§ **Required work**:
Give back every line of the data exactly. Pictures are not part of the copy.

(Source data)
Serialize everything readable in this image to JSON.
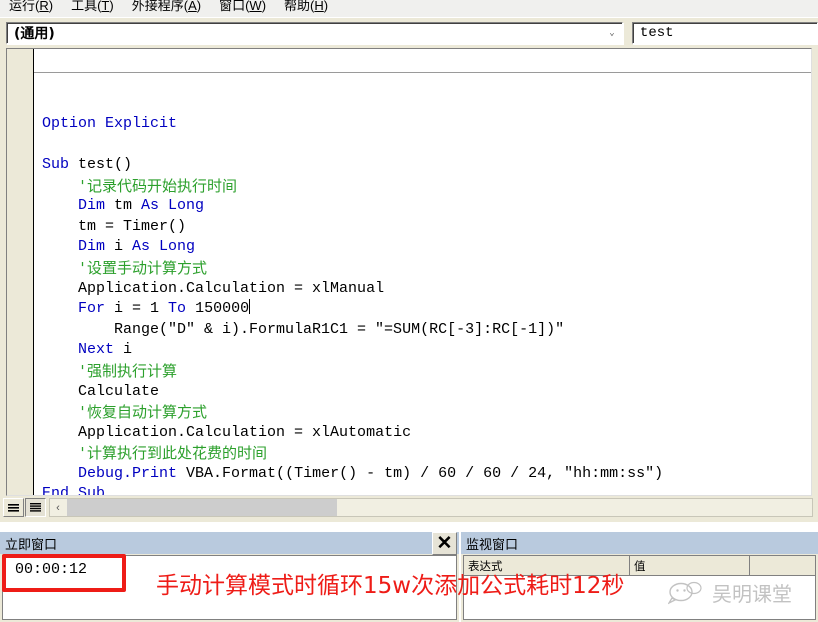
{
  "menu": {
    "items": [
      {
        "label": "运行(R)",
        "accel": "R"
      },
      {
        "label": "工具(T)",
        "accel": "T"
      },
      {
        "label": "外接程序(A)",
        "accel": "A"
      },
      {
        "label": "窗口(W)",
        "accel": "W"
      },
      {
        "label": "帮助(H)",
        "accel": "H"
      }
    ]
  },
  "code_window": {
    "object_combo_value": "(通用)",
    "procedure_combo_value": "test",
    "chevron": "⌄",
    "code_lines": [
      {
        "indent": 0,
        "spans": [
          {
            "t": "Option Explicit",
            "c": "kw"
          }
        ]
      },
      {
        "indent": 0,
        "spans": []
      },
      {
        "indent": 0,
        "spans": [
          {
            "t": "Sub ",
            "c": "kw"
          },
          {
            "t": "test()",
            "c": "txt"
          }
        ]
      },
      {
        "indent": 1,
        "spans": [
          {
            "t": "'记录代码开始执行时间",
            "c": "cmt"
          }
        ]
      },
      {
        "indent": 1,
        "spans": [
          {
            "t": "Dim ",
            "c": "kw"
          },
          {
            "t": "tm ",
            "c": "txt"
          },
          {
            "t": "As Long",
            "c": "kw"
          }
        ]
      },
      {
        "indent": 1,
        "spans": [
          {
            "t": "tm = Timer()",
            "c": "txt"
          }
        ]
      },
      {
        "indent": 1,
        "spans": [
          {
            "t": "Dim ",
            "c": "kw"
          },
          {
            "t": "i ",
            "c": "txt"
          },
          {
            "t": "As Long",
            "c": "kw"
          }
        ]
      },
      {
        "indent": 1,
        "spans": [
          {
            "t": "'设置手动计算方式",
            "c": "cmt"
          }
        ]
      },
      {
        "indent": 1,
        "spans": [
          {
            "t": "Application.Calculation = xlManual",
            "c": "txt"
          }
        ]
      },
      {
        "indent": 1,
        "spans": [
          {
            "t": "For ",
            "c": "kw"
          },
          {
            "t": "i = 1 ",
            "c": "txt"
          },
          {
            "t": "To ",
            "c": "kw"
          },
          {
            "t": "150000",
            "c": "txt"
          }
        ],
        "caret": true
      },
      {
        "indent": 2,
        "spans": [
          {
            "t": "Range(\"D\" & i).FormulaR1C1 = \"=SUM(RC[-3]:RC[-1])\"",
            "c": "txt"
          }
        ]
      },
      {
        "indent": 1,
        "spans": [
          {
            "t": "Next ",
            "c": "kw"
          },
          {
            "t": "i",
            "c": "txt"
          }
        ]
      },
      {
        "indent": 1,
        "spans": [
          {
            "t": "'强制执行计算",
            "c": "cmt"
          }
        ]
      },
      {
        "indent": 1,
        "spans": [
          {
            "t": "Calculate",
            "c": "txt"
          }
        ]
      },
      {
        "indent": 1,
        "spans": [
          {
            "t": "'恢复自动计算方式",
            "c": "cmt"
          }
        ]
      },
      {
        "indent": 1,
        "spans": [
          {
            "t": "Application.Calculation = xlAutomatic",
            "c": "txt"
          }
        ]
      },
      {
        "indent": 1,
        "spans": [
          {
            "t": "'计算执行到此处花费的时间",
            "c": "cmt"
          }
        ]
      },
      {
        "indent": 1,
        "spans": [
          {
            "t": "Debug.Print ",
            "c": "kw"
          },
          {
            "t": "VBA.Format((Timer() - tm) / 60 / 60 / 24, \"hh:mm:ss\")",
            "c": "txt"
          }
        ]
      },
      {
        "indent": 0,
        "spans": [
          {
            "t": "End Sub",
            "c": "kw"
          }
        ]
      }
    ],
    "view_buttons": {
      "procedure_view": "procedure-view-icon",
      "full_module_view": "full-module-view-icon"
    },
    "hscroll_left_arrow": "‹"
  },
  "immediate_window": {
    "title": "立即窗口",
    "close_label": "✕",
    "output": "00:00:12"
  },
  "watch_window": {
    "title": "监视窗口",
    "columns": [
      "表达式",
      "值"
    ],
    "rows": []
  },
  "annotations": {
    "note_text": "手动计算模式时循环15w次添加公式耗时12秒",
    "highlight_color": "#ee1c17"
  },
  "watermark": {
    "text": "吴明课堂"
  }
}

§ **Task answer**:
Serialize everything readable in this image to JSON.
{
  "menu": {
    "items": [
      {
        "label": "运行(R)",
        "accel": "R"
      },
      {
        "label": "工具(T)",
        "accel": "T"
      },
      {
        "label": "外接程序(A)",
        "accel": "A"
      },
      {
        "label": "窗口(W)",
        "accel": "W"
      },
      {
        "label": "帮助(H)",
        "accel": "H"
      }
    ]
  },
  "code_window": {
    "object_combo_value": "(通用)",
    "procedure_combo_value": "test",
    "chevron": "⌄",
    "code_lines": [
      {
        "indent": 0,
        "spans": [
          {
            "t": "Option Explicit",
            "c": "kw"
          }
        ]
      },
      {
        "indent": 0,
        "spans": []
      },
      {
        "indent": 0,
        "spans": [
          {
            "t": "Sub ",
            "c": "kw"
          },
          {
            "t": "test()",
            "c": "txt"
          }
        ]
      },
      {
        "indent": 1,
        "spans": [
          {
            "t": "'记录代码开始执行时间",
            "c": "cmt"
          }
        ]
      },
      {
        "indent": 1,
        "spans": [
          {
            "t": "Dim ",
            "c": "kw"
          },
          {
            "t": "tm ",
            "c": "txt"
          },
          {
            "t": "As Long",
            "c": "kw"
          }
        ]
      },
      {
        "indent": 1,
        "spans": [
          {
            "t": "tm = Timer()",
            "c": "txt"
          }
        ]
      },
      {
        "indent": 1,
        "spans": [
          {
            "t": "Dim ",
            "c": "kw"
          },
          {
            "t": "i ",
            "c": "txt"
          },
          {
            "t": "As Long",
            "c": "kw"
          }
        ]
      },
      {
        "indent": 1,
        "spans": [
          {
            "t": "'设置手动计算方式",
            "c": "cmt"
          }
        ]
      },
      {
        "indent": 1,
        "spans": [
          {
            "t": "Application.Calculation = xlManual",
            "c": "txt"
          }
        ]
      },
      {
        "indent": 1,
        "spans": [
          {
            "t": "For ",
            "c": "kw"
          },
          {
            "t": "i = 1 ",
            "c": "txt"
          },
          {
            "t": "To ",
            "c": "kw"
          },
          {
            "t": "150000",
            "c": "txt"
          }
        ],
        "caret": true
      },
      {
        "indent": 2,
        "spans": [
          {
            "t": "Range(\"D\" & i).FormulaR1C1 = \"=SUM(RC[-3]:RC[-1])\"",
            "c": "txt"
          }
        ]
      },
      {
        "indent": 1,
        "spans": [
          {
            "t": "Next ",
            "c": "kw"
          },
          {
            "t": "i",
            "c": "txt"
          }
        ]
      },
      {
        "indent": 1,
        "spans": [
          {
            "t": "'强制执行计算",
            "c": "cmt"
          }
        ]
      },
      {
        "indent": 1,
        "spans": [
          {
            "t": "Calculate",
            "c": "txt"
          }
        ]
      },
      {
        "indent": 1,
        "spans": [
          {
            "t": "'恢复自动计算方式",
            "c": "cmt"
          }
        ]
      },
      {
        "indent": 1,
        "spans": [
          {
            "t": "Application.Calculation = xlAutomatic",
            "c": "txt"
          }
        ]
      },
      {
        "indent": 1,
        "spans": [
          {
            "t": "'计算执行到此处花费的时间",
            "c": "cmt"
          }
        ]
      },
      {
        "indent": 1,
        "spans": [
          {
            "t": "Debug.Print ",
            "c": "kw"
          },
          {
            "t": "VBA.Format((Timer() - tm) / 60 / 60 / 24, \"hh:mm:ss\")",
            "c": "txt"
          }
        ]
      },
      {
        "indent": 0,
        "spans": [
          {
            "t": "End Sub",
            "c": "kw"
          }
        ]
      }
    ],
    "view_buttons": {
      "procedure_view": "procedure-view-icon",
      "full_module_view": "full-module-view-icon"
    },
    "hscroll_left_arrow": "‹"
  },
  "immediate_window": {
    "title": "立即窗口",
    "close_label": "✕",
    "output": "00:00:12"
  },
  "watch_window": {
    "title": "监视窗口",
    "columns": [
      "表达式",
      "值"
    ],
    "rows": []
  },
  "annotations": {
    "note_text": "手动计算模式时循环15w次添加公式耗时12秒",
    "highlight_color": "#ee1c17"
  },
  "watermark": {
    "text": "吴明课堂"
  }
}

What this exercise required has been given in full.